Can I Put Pets in My Will?
Dog and Cat: Getty
We asked Petside’s Advisory Board members what it means to put a pet in your will.
Nancy Taylor, President and CEO, Bideawee: Each year thousands of pets become homeless because of an owner’s death. With no one left to care for them, these animals end up in shelters, on the streets and those that can’t be adopted could be euthanized. Because of this, it’s wise to plan for your pets’ care before the time comes when you are no longer able to do so yourself. More people than ever are making provisions for their pets in their estate plans and there are definitely right and wrong ways to go about protecting your four-legged family members in the event of your death.
Just putting your pet in your will, however, has its dangers and many times this effort alone will not be enough to protect your wishes. First and foremost you must identify a person (much like you would for your human children) or an animal welfare organization that is willing to serve as a pet guardian. Have a candid discussion with your chosen pet guardian to verify that he or she is willing to serve in this capacity. Additionally, you should name a secondary guardian in case that person is unable or unwilling to care for your pet(s) when the time comes.
Second, you should include some type of financial provision for the lifetime care and medical costs of your pets. Pet care and medical expenses can be funded in a variety of ways based on your circumstances, and with proper planning can be handled through one of the following investment vehicles: a 401(k), life insurance policy, separate bank account, IRA etc.
Further, your wishes should be backed up by a legally-binding document. Pet Trusts and/or contracts are preferable to wills when stating your wishes for your pets. The risk with entrusting your directives in a will involves the time that can elapse before a will is probated. (The probate process can often take months or years and during this period your pets could be in limbo with no home, no caregiver and no financial resources.)
There is a growing trend toward fee-based programs developed by animal welfare organizations that provide lifetime care for pets after your death while providing peace of mind for you. In fact, our organization recently launched one such program. Bideawee’s Loving Legacy ® program offers customized, high-quality life-care that fits the individual needs of your pet without the worry that your appointed guardian may not fulfill his/her responsibility. The program ensures that your pet spends the rest of its life in a warm, caring and compassionate home environment with a permanent foster family. This turn-key service includes supervised visits by trusted professionals to determine that social and emotional needs are met, a lifetime of annual physical exams, all age-appropriate vaccinations and health screenings as well as special medical care should the need arise.

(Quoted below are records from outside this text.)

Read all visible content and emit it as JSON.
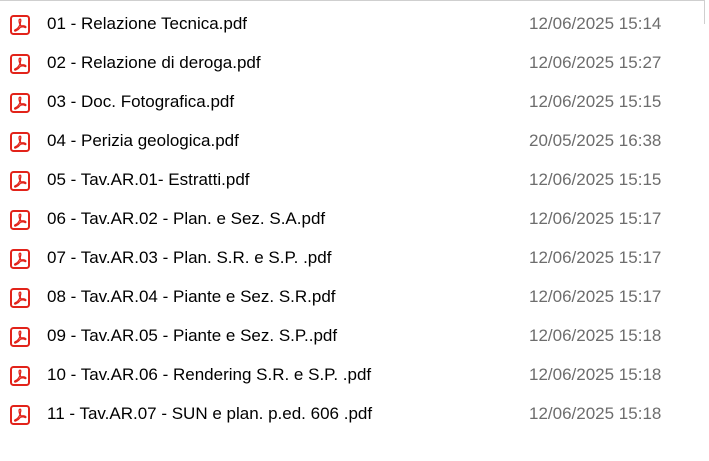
{
  "icons": {
    "file_icon": "pdf-icon",
    "accent_color": "#e2231a"
  },
  "files": [
    {
      "name": "01 - Relazione Tecnica.pdf",
      "modified": "12/06/2025 15:14"
    },
    {
      "name": "02 - Relazione di deroga.pdf",
      "modified": "12/06/2025 15:27"
    },
    {
      "name": "03 - Doc.  Fotografica.pdf",
      "modified": "12/06/2025 15:15"
    },
    {
      "name": "04 - Perizia geologica.pdf",
      "modified": "20/05/2025 16:38"
    },
    {
      "name": "05 - Tav.AR.01- Estratti.pdf",
      "modified": "12/06/2025 15:15"
    },
    {
      "name": "06 - Tav.AR.02 - Plan. e Sez. S.A.pdf",
      "modified": "12/06/2025 15:17"
    },
    {
      "name": "07 - Tav.AR.03 - Plan. S.R. e S.P. .pdf",
      "modified": "12/06/2025 15:17"
    },
    {
      "name": "08 - Tav.AR.04 - Piante e Sez. S.R.pdf",
      "modified": "12/06/2025 15:17"
    },
    {
      "name": "09 - Tav.AR.05 - Piante e Sez. S.P..pdf",
      "modified": "12/06/2025 15:18"
    },
    {
      "name": "10 - Tav.AR.06 - Rendering S.R. e S.P. .pdf",
      "modified": "12/06/2025 15:18"
    },
    {
      "name": "11 - Tav.AR.07 - SUN e plan. p.ed. 606 .pdf",
      "modified": "12/06/2025 15:18"
    }
  ]
}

As a pet parent, your love and commitment to your pet is everlasting and planning for your pets’ care should something unforeseen happen is the smartest thing you could do. But planning for them means doing your homework – making sure you have guardians in place and the financial resources that go with taking care of a pet. Contact your local animal welfare organizations and find out if they have programs like Bideawee’s Loving Legacy program. If they do, ask how are they cared for? Are they adopted out? Do they live their lives in a shelter? What about their medical needs? And what are the costs associated? These are all questions you will need to ask and the answers will lead you to choose the option that is best for you and most of all, best for your pets.
Mike Arms, President Helen Woodward Animal Center: Agreed! Not only can you put your pets in your estate plans, you should make a point of it. If you really love your pet, you will make sure it’s provided for in the event that you can no longer care for it.